Just as there are authors who enjoy having written and others who enjoy writing, there are books you enjoy reading and others you enjoy having read.
– Nassim Nicholas Taleb, from his book The Bed Of Procrustes
About a week and a half ago, I was browsing the blog of one of my commenters and I happened upon this quote by an author I hadn’t heard of from a book I’d never read that perfectly summed up how I feel about The Maze Runner. I would say, in fact, that I feel this way about maybe a quarter of the books I read and review. These books fall into a category outside of “books I really love” and “books that are completely forgettable.” They live in the “enjoyed having read” section of my mental library usually reserved for books that are educational (interesting, but dry), political (necessary, but soul-crushing), or horror (haunting, scarring, nightmare-inducing).
You see, I’m that person who never wants to see slasher flicks but who convinces my friends to tell me the entire plot then tries to pretend that the description alone didn’t give me nightmares. I was the kid who was genuinely afraid of books written by R.L. Stine. I didn’t even like to touch the covers, yet I often found myself sitting on the floor of the library reading them; once I started one, it was inconceivable that I not finish (even though the ending was rarely a happy one). I even used to write screenplays in college with the most stomach-clenching scenes – in fact, I knew without a doubt that my class would like the new pages if I was afraid to go to sleep after I finished writing them.

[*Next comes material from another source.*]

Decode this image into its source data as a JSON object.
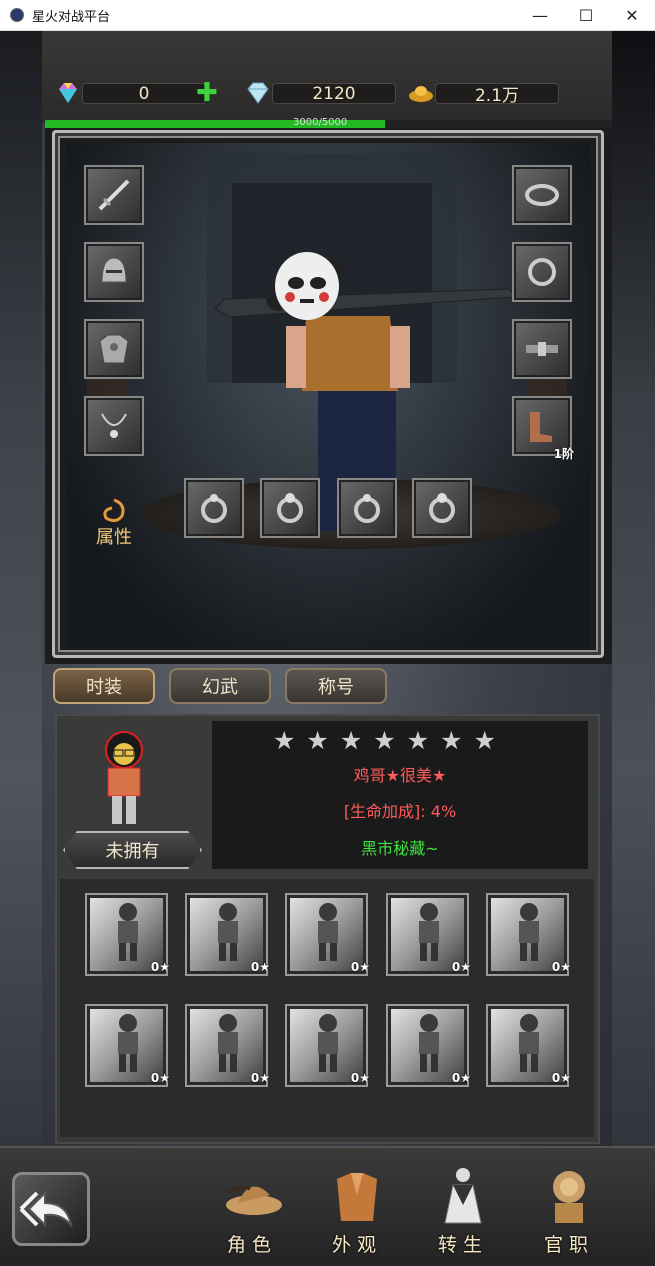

What does it say about me that my imagination is so vivid/overactive/demented that I can create pages of material that frighten me literally as I’m typing it (amusingly, I just hit the caps lock by mistake, so the previous sentence originally read “literally AS I’M TYPING IT.” I think my computer can be a bit melodramatic at times). I’m sure some people would tell me it’s spectacular, and some would recommend I try anxiety-reducing medication, but my own personal preference leans toward avoidance. If I know a book or movie or play (that’s right, I’m looking at you Shear Madness and The Mouse Trap – my eight year old self still hasn’t forgiven you your casual approach to murder) is going to tweak me out, I simply don’t engage.
This technique works well about ninety percent of the time. I have a pretty good handle on what gets under my skin and what I’ve hardened myself to for the sake of a great book. When I picked up The Maze Runner a few weeks back I figured I was in the clear. Both the back cover and the first few chapters read like this book was the love child of Lord of the Flies and The Hunger Games. It’s an extremely fast-paced novel, almost too quick for me, but once I got past the overwhelmingly masculine voice (this is a book about sixty teenage boys and one teenage girl – and she’s in a coma for the first two-thirds of the story – so the male voice is appropriate, if a little much at first), I was hooked.
Dashner might not be speaking from a place that I relate to, but he is one compelling story-teller. His book is unapologetically action-packed, and to be honest, it would translate wonderfully to another format (like film) because he doesn’t spend a lot of time delving into the emotional psychology of his characters. Normally that would be a no-go for me, but it works here.
His concept and plot are strong enough that they manage to convey believable emotional overtones without needing each boy to go on a tangent about how terrified/lonely/sad he is – of course they feel this way – they’re children, stuck in a creepy and frustrating horror story. I have an older brother who, from the time he was thirteen until he went away to college, spoke in a language consisting entirely of grunts. If he formed a coherent six word sentence, I paid attention because that meant something. Many of my closest friends in high school were also guys, and while they were more chatty and outgoing than my brother, we didn’t spend a lot of time talking about feelings (well, I spent a lot of time talking about my feelings, and they spent a lot of time listening to me try to explain to them that girls they were interested in might do the same). Do men have feelings? Obviously. Do some men enjoy sharing these feelings? Probably. Have I met many of them? No. Most of what I understand about male emotions comes from context and action on their part, and that is exactly how Dashner has written this book.
It is from this believability, this understated approach to the teenage male voice that made the terrifying parts of the story bother me so much. With a novel like this one, floating in the sci-fi/YA nebula, I’m usually able to remove myself and enjoy the story for its fantastic premise. It’s certainly why I chose to read it (I’m a sucker for an alternate earth storyline). I just didn’t expect to feel that these boys had formed a community with each other, a rather astounding community in fact, and that what they had created should be protected. That each of them should be protected because, after all, they’re just ordinary, fart-joke making, awkward teenage boys – vulnerable, irritating, imperfect and lovable – being tested and callously disposed of by unseen adult hands.
And lest you think everything turns out alright in the end, there’s a sequel (wait – make that two…plus a prequel). That I’m afraid to read. But probably will.
For more on James Dashner and his work, go here.